The new Marriott Hotel rising on Jefferson Avenue near downtown St. Louis is a prime example of "architecture-by-numbers": something that may look good on paper but turns out to be hideously banal. (I don't think this building looks good on paper -- there's no nuance to its lines and its site is parking-dominated.) The building's so-so buff brick base is complete and now the upper floors are being covered in stucco that will no doubt be painted the red that the drawings show. On the renderings, that red area could be brick -- there are no fine details drawn.

(I'll try to find an image of the architectural renderings to post here.)

When assessing the appropriateness of new construction to an older urban area, don't trust renderings of buildings. Look at the materials specifications.

In those specifications lie the code of the city's decline. We should demand better.

Giles collection, Building Arts Foundation in the news

We returned to St. Louis today to find this article:

Salvager gets his act together

It's good to see some media recognition of the massive project that the St. Louis Building Arts Foundation is undertaking -- although the article's title is poorly-chosen.

Thursday, July 14, 2005

News from Gary, Indiana

City Methodist Church in Gary, Indiana faces the threat of demolition. The imposing Gothic church, built in 1925 through the aid of US Steel founder and congregation member Elbart Gary, faces demolition for a parking lot.

We'll keep you updated as this story develops. There is still hope to save the main sanctuary building, and we will be doing all we can to help Gary save the building.

Wednesday, July 13, 2005

The Citizens' Service Bureau Works

Like many other St. Louis citizens, I filed a complaint with the Citizens' Service Bureau (CSB) this week. Mine was against a certain slumlord-style landlord whose workers had piled a Hyde Park yard waste dumpster with carpeting remnants last week. When a police officer contacted me about the complain, he mentioned another complaint against the same guy for dumping on a vacant lot -- in a far-south block of Michigan!

The good news is that my call tipped the police officer to the fact that it was the same guy -- he had yet to run a search for the property owner. I also mentioned that this particular owner had held the property in Hyde Park under a business name until the Building Division refused to grant another occupancy permit to that company. He then "sold" the building back to himself and obtained a permit earlier this year.
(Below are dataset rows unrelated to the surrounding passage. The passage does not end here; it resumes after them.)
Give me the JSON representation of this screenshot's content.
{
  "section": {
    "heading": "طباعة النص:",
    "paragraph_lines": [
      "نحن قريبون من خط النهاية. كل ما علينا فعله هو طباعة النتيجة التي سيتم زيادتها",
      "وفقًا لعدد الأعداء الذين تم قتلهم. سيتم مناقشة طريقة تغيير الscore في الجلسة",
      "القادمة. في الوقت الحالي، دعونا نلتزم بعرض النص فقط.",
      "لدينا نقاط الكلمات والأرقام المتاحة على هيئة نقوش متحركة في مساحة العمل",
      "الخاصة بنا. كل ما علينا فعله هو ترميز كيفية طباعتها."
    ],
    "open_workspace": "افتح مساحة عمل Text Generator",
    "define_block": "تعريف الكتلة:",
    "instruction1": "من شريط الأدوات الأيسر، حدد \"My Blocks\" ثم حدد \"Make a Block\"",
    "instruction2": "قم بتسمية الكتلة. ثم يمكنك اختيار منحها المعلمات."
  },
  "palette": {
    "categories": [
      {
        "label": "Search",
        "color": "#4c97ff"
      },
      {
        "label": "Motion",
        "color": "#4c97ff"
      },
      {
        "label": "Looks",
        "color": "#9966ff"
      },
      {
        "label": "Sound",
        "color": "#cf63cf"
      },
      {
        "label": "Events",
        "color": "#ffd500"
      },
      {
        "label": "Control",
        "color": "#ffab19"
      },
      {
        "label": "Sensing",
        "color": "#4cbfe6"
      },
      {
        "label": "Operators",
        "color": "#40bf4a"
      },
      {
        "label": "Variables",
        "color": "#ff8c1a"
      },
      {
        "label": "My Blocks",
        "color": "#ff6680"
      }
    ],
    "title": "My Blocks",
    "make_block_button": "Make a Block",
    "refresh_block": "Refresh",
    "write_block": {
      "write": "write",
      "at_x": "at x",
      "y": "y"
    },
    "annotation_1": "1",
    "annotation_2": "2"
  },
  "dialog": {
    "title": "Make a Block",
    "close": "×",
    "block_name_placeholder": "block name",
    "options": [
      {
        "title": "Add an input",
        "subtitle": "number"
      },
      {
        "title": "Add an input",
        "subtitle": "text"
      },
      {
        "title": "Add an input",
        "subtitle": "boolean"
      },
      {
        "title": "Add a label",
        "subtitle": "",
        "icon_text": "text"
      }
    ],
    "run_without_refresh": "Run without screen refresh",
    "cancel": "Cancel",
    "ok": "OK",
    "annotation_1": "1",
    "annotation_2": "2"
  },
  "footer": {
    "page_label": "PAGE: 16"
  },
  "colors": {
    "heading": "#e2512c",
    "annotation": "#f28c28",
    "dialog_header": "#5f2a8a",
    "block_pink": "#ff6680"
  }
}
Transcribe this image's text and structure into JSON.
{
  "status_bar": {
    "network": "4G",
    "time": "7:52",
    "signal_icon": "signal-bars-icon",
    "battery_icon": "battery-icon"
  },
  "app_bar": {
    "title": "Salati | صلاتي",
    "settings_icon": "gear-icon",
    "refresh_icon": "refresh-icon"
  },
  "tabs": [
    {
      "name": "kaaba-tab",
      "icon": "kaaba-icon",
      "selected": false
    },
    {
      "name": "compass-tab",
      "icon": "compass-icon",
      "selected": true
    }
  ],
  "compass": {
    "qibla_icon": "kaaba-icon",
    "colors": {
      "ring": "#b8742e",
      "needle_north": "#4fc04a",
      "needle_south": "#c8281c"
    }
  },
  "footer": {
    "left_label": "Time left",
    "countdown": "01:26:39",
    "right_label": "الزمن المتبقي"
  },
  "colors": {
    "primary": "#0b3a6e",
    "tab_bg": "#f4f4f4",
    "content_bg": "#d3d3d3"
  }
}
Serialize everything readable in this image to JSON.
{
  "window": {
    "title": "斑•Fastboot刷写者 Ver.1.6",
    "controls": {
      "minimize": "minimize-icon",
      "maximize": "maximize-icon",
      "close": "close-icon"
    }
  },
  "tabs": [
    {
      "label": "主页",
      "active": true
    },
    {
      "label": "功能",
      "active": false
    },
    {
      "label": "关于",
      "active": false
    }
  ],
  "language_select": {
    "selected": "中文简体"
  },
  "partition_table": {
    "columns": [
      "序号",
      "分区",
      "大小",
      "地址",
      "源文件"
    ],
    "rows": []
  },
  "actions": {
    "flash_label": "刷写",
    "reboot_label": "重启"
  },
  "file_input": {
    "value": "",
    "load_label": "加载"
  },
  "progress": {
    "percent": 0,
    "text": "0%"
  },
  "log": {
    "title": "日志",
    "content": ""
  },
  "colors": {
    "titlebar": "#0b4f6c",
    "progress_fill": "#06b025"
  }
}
The officer now knows he's dealing with a serial slumlord.

If I had not complained to the CSB, the police may not have built any case against this man and his propensity for less-than-legal dumping. While not always swift, the CSB generally works. But it only works when people use it.

Monday, July 4, 2005


Guess who dropped in for the Downtown Defense Fundraiser last weekend...